Contrasting idealism and realism, the author of this article attempts to secure at least one component of distributive justice, namely recognition of rights grounded on basic needs in terms of rights stricto sensu. In the case of realism, this objective is defeated beforehand for reasons that link the position with the doctrine of logical correlativity. By choosing this strategy, however, exponents of realism are doing themselves a disservice. The case against realism includes a criticism on the basis of its own premises, with a view to facilitating corrections of the analysis of the relevant subset of economic/social human rights. It will appear that the theoretical disintegration of realism boils down to one and the same problem: the absence of a distinction between rights-recognition and rights-protection.
Keywords: Claim-rights, justice, ethics, idealism, logic, ideology, economics, realism.
Climate change and impacts on the environment must be taken seriously as one of several causes of forced migration. So far there has been very little research on climate change and forced migration. One possible approach to the issue is that adopted in the case of the Guiding Principles on Internal Displacement, that is, to create a synthesis (and analogy) of existing international law in the form of principles. In any case, it would take a long time for new international instruments to be developed and come into force. Meanwhile, protection needs must also be addressed. This article attempts to show that investigating existing protection possibilities could prove useful and that there are several benefits to a Guiding Principles approach. Many of the forced migrants can probably be included in existing categories of protected persons, but we may need to increase their visibility and recognition within the categories. There is an urgent need to strengthen and develop existing protection mechanisms, particularly that of internally displaced persons. Human rights principles such as non-refoulement could also be used to extend at least basic protection. The human rights approach differs from general forced migration law by focusing on needs rather than cause. Rather than getting caught in the eternal debate about how forced or voluntary movement is, one could in the context of climate change and displacement focus more on the possibility and reasonability of return. Finally, arbitrary displacement is in itself a breach of law, and we need a broad approach to climate change adaptation, including strengthening and realising human rights.
Keywords: Climate change, migration, human rights, non-refoulement, refugee, IDP, stateless.

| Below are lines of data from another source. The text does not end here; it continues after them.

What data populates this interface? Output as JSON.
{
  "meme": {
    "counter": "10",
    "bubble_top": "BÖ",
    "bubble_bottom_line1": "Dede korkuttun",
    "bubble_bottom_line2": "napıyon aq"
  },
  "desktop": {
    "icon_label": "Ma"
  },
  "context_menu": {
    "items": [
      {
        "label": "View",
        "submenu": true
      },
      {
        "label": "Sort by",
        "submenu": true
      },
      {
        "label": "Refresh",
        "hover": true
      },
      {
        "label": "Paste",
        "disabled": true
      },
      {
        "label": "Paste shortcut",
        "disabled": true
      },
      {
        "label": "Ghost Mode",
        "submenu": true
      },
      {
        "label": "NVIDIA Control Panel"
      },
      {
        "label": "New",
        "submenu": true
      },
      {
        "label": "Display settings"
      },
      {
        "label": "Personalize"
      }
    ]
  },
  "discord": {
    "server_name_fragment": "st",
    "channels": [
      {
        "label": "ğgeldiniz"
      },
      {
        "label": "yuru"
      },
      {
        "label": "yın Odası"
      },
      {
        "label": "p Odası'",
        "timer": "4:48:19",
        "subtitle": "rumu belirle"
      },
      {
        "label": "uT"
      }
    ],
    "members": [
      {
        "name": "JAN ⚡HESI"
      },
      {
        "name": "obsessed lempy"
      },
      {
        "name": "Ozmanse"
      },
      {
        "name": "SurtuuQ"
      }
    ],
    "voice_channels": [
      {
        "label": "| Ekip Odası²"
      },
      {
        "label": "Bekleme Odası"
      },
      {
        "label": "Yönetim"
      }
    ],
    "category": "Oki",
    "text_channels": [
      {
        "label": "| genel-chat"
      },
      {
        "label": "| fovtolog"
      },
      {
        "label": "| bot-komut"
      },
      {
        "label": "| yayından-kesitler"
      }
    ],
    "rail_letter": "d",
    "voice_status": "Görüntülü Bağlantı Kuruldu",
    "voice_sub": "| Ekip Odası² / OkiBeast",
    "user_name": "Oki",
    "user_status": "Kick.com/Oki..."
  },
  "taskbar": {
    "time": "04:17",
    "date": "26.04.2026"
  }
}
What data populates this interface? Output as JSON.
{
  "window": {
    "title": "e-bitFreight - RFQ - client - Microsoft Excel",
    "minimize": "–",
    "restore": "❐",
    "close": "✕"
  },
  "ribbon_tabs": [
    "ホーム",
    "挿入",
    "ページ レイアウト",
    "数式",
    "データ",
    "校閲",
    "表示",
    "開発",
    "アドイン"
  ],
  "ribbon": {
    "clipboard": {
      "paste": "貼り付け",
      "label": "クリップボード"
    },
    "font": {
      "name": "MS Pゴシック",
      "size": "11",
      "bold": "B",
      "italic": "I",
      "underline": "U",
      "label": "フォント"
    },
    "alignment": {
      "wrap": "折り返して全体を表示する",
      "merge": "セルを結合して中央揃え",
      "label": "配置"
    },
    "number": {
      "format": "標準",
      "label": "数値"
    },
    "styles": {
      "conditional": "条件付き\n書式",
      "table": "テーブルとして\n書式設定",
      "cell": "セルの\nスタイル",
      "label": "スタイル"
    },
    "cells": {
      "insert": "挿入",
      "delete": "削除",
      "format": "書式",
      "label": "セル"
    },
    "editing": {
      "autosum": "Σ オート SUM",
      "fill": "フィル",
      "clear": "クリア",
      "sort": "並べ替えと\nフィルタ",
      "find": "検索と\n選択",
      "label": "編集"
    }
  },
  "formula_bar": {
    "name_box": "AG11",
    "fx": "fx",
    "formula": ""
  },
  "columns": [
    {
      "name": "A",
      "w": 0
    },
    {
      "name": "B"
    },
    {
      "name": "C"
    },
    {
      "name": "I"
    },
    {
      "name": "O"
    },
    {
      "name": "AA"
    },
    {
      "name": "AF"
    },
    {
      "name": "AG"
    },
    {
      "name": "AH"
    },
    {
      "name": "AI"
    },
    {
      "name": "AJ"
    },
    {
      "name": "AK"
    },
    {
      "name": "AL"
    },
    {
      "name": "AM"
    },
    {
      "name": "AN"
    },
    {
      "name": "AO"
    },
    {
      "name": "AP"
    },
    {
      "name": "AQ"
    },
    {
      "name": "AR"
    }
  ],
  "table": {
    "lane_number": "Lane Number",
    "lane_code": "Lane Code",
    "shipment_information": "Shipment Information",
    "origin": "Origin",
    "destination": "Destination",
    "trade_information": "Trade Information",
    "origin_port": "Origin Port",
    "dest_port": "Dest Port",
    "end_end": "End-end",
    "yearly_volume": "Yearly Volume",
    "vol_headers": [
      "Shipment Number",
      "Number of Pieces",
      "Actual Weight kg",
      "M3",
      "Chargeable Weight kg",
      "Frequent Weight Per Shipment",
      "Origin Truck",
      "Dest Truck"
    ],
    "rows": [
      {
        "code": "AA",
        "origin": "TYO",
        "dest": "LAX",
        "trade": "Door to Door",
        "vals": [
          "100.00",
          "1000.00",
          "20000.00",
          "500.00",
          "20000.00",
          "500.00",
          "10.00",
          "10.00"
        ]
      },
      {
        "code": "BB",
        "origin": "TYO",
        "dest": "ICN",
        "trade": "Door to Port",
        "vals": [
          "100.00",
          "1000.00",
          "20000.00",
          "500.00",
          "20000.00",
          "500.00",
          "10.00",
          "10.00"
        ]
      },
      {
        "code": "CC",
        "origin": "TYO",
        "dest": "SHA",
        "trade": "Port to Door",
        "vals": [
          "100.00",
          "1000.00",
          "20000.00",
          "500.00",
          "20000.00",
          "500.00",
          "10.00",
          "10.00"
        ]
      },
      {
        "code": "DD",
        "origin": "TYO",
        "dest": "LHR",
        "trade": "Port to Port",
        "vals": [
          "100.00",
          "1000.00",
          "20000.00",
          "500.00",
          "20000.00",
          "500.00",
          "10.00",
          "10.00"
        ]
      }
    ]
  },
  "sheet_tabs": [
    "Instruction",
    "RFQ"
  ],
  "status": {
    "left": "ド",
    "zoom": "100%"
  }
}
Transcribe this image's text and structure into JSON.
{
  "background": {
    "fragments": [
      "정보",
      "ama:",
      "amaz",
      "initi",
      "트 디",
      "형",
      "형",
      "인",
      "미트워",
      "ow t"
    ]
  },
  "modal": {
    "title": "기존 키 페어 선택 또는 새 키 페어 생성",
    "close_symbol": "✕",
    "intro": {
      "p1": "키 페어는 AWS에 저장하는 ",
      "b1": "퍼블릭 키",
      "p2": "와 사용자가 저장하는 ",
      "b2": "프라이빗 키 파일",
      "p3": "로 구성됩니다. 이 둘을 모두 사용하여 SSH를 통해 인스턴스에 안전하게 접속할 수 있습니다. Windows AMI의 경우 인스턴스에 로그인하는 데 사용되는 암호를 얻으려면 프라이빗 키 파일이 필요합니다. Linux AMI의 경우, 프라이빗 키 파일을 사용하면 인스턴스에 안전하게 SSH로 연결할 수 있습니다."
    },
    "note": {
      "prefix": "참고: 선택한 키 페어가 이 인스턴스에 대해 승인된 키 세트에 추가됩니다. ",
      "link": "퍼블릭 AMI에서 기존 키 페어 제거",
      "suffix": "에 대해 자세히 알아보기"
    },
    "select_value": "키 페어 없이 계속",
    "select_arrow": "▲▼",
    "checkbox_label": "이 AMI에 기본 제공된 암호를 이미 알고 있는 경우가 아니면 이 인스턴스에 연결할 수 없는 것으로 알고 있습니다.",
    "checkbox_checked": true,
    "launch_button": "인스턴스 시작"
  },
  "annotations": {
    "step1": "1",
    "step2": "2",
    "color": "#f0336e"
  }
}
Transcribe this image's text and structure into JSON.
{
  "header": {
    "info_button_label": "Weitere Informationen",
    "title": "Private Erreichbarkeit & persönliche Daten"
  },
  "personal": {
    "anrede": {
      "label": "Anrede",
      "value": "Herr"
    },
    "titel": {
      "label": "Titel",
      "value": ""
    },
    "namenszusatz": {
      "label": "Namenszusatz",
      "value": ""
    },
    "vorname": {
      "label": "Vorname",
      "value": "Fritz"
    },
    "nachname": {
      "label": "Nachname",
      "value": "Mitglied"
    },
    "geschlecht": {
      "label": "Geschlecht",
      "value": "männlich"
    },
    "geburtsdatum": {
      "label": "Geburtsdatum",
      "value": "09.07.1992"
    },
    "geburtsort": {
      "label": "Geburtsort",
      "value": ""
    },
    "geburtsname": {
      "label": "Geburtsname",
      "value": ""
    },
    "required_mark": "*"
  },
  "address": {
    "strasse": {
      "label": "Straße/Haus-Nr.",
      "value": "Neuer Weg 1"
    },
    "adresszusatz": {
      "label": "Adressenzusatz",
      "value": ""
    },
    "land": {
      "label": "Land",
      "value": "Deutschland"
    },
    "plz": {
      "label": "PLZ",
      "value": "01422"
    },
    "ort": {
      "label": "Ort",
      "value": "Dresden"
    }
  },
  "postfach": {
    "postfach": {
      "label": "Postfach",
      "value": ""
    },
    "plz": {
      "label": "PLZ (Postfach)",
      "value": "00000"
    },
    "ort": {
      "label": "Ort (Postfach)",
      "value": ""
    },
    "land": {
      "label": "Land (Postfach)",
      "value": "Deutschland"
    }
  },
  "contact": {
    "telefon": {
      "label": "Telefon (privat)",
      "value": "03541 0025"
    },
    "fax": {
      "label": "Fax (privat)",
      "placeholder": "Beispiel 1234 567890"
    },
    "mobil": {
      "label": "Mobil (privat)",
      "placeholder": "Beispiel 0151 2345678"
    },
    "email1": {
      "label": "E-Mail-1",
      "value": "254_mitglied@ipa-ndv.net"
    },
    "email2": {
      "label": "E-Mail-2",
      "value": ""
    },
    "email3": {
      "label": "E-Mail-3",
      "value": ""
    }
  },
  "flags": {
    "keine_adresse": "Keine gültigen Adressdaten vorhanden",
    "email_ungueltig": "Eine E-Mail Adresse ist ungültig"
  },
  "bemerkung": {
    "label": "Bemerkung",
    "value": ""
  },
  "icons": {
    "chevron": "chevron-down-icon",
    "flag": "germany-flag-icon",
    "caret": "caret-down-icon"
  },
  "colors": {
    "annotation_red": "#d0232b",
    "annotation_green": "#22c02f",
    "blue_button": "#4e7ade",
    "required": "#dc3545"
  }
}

The paper deals with legal pluralism and multiculturalism from a gender perspective. The fact that the reformed Moroccan family law (Mudawwana) and the Spanish Family Code co-exist in Spain offer maltreated Moroccan women migrants a chance of a Spanish divorce under the Integrated Law against Gender Violence (2004), something which affects migrant womens chances of getting residence and work permits in their own names expeditiously . The permits are held by the women independently of their ex-husbands. A divorce that is valid in Morocco under the Mudawwana is often more difficult to achieve. In this paper I present a detailed case of a Moroccan womans marriage and divorce career during her five years of residence in Spain. I study her dealings with the Spanish legal and administrative authorities and her Moroccan familys efforts to get a divorce for their daughter in Casablanca. This example illustrates the many complex factors such as religious and secular ideologies and political pragmatism which together shape the terms under which Moroccan female migrants enjoy legal rights to divorce.
Keywords: Transnationalism, legal pluralism, Spain, Morocco, family code, gender, divorce.
The pretension of human rights to be universally valid irrespective of contingent historical and societal conditions is questionable. By their very definition, the rights imply a difference between man and society. The pre-modern concept of natural right (lex naturalis) made it reasonable to understand such rights as grounded in an external instance (God). Modern society, evolving from the 16th century, had to produce that reason by itself. The problem then, and now, is to find a societal quality that could ensure the unity of man and society that allowed an understanding of universal human rights as socially grounded. This article discusses the problems associated with the three dominant efforts to define this social quality. Based upon the sociological systems theory of Niklas Luhmann, the article concludes that todays global society makes any such effort virtually impossible. Instead, I propose grounding human rights in an acknowledgement of the difference between man and society. If we can accept such difference, we will see that human rights are about safeguarding the human environment.
Keywords: World society, natural right, human environment, contractualism, legalism, norms.